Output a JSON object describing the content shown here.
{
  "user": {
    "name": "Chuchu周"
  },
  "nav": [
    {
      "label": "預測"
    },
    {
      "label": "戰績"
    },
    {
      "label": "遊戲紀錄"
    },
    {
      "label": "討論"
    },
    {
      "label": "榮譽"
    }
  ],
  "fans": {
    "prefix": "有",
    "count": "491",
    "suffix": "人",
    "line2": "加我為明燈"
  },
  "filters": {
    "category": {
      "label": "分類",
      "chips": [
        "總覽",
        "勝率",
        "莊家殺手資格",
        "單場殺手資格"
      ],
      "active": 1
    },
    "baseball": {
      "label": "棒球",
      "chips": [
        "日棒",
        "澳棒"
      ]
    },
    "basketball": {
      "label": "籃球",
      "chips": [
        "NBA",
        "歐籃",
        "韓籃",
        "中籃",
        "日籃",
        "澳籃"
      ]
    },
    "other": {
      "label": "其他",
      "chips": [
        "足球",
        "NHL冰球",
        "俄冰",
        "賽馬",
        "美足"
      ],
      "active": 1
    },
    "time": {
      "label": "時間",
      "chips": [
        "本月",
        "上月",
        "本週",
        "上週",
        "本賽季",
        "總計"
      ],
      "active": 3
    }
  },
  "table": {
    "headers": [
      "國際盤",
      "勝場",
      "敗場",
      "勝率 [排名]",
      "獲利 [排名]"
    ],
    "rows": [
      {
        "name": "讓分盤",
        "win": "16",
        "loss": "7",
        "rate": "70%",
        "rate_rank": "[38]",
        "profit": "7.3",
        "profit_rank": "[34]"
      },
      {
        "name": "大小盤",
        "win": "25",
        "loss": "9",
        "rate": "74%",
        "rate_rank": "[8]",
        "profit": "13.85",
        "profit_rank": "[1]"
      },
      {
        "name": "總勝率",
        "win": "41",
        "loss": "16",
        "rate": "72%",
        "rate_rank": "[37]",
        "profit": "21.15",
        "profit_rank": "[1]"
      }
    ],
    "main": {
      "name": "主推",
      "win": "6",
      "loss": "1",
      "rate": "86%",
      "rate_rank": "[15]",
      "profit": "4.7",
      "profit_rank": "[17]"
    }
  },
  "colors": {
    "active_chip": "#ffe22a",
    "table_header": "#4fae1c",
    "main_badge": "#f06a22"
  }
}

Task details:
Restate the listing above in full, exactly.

Answer section:
Output a JSON object describing the content shown here.
{
  "user": {
    "name": "Chuchu周"
  },
  "nav": [
    {
      "label": "預測"
    },
    {
      "label": "戰績"
    },
    {
      "label": "遊戲紀錄"
    },
    {
      "label": "討論"
    },
    {
      "label": "榮譽"
    }
  ],
  "fans": {
    "prefix": "有",
    "count": "491",
    "suffix": "人",
    "line2": "加我為明燈"
  },
  "filters": {
    "category": {
      "label": "分類",
      "chips": [
        "總覽",
        "勝率",
        "莊家殺手資格",
        "單場殺手資格"
      ],
      "active": 1
    },
    "baseball": {
      "label": "棒球",
      "chips": [
        "日棒",
        "澳棒"
      ]
    },
    "basketball": {
      "label": "籃球",
      "chips": [
        "NBA",
        "歐籃",
        "韓籃",
        "中籃",
        "日籃",
        "澳籃"
      ]
    },
    "other": {
      "label": "其他",
      "chips": [
        "足球",
        "NHL冰球",
        "俄冰",
        "賽馬",
        "美足"
      ],
      "active": 1
    },
    "time": {
      "label": "時間",
      "chips": [
        "本月",
        "上月",
        "本週",
        "上週",
        "本賽季",
        "總計"
      ],
      "active": 3
    }
  },
  "table": {
    "headers": [
      "國際盤",
      "勝場",
      "敗場",
      "勝率 [排名]",
      "獲利 [排名]"
    ],
    "rows": [
      {
        "name": "讓分盤",
        "win": "16",
        "loss": "7",
        "rate": "70%",
        "rate_rank": "[38]",
        "profit": "7.3",
        "profit_rank": "[34]"
      },
      {
        "name": "大小盤",
        "win": "25",
        "loss": "9",
        "rate": "74%",
        "rate_rank": "[8]",
        "profit": "13.85",
        "profit_rank": "[1]"
      },
      {
        "name": "總勝率",
        "win": "41",
        "loss": "16",
        "rate": "72%",
        "rate_rank": "[37]",
        "profit": "21.15",
        "profit_rank": "[1]"
      }
    ],
    "main": {
      "name": "主推",
      "win": "6",
      "loss": "1",
      "rate": "86%",
      "rate_rank": "[15]",
      "profit": "4.7",
      "profit_rank": "[17]"
    }
  },
  "colors": {
    "active_chip": "#ffe22a",
    "table_header": "#4fae1c",
    "main_badge": "#f06a22"
  }
}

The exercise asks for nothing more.